Show the lines of the material that contain the word "time".

────────

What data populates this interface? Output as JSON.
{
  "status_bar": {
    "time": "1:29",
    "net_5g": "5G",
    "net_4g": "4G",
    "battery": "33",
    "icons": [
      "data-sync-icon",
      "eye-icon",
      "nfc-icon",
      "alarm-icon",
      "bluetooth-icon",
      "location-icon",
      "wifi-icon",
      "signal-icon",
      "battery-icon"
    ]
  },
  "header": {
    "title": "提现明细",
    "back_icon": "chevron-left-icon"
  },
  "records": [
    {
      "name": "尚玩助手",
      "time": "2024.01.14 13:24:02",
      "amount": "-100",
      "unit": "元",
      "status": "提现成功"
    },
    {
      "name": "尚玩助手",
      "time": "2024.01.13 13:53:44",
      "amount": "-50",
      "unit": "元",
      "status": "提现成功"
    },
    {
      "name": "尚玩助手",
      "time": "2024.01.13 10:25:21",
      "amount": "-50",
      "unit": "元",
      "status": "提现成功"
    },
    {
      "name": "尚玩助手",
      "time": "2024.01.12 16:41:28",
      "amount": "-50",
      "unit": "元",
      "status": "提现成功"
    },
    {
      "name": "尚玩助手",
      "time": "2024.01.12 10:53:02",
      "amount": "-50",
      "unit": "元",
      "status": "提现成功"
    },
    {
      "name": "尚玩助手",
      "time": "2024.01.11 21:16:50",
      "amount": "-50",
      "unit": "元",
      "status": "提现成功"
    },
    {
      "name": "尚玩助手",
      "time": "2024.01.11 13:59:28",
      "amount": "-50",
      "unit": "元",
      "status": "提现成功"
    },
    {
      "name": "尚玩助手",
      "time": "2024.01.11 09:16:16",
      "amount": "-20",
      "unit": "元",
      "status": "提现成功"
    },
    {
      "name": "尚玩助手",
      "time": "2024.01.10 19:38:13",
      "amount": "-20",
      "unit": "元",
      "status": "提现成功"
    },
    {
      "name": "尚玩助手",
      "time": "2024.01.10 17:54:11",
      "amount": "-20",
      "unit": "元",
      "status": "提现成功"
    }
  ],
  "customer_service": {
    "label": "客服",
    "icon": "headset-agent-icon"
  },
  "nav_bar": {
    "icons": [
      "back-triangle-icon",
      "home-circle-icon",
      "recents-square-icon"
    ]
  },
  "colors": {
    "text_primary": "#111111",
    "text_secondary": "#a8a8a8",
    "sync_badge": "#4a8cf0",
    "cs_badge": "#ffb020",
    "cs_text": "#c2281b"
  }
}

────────

Response to this task
    "time": "1:29",
      "time": "2024.01.14 13:24:02",
      "time": "2024.01.13 13:53:44",
      "time": "2024.01.13 10:25:21",
      "time": "2024.01.12 16:41:28",
      "time": "2024.01.12 10:53:02",
      "time": "2024.01.11 21:16:50",
      "time": "2024.01.11 13:59:28",
      "time": "2024.01.11 09:16:16",
      "time": "2024.01.10 19:38:13",
      "time": "2024.01.10 17:54:11",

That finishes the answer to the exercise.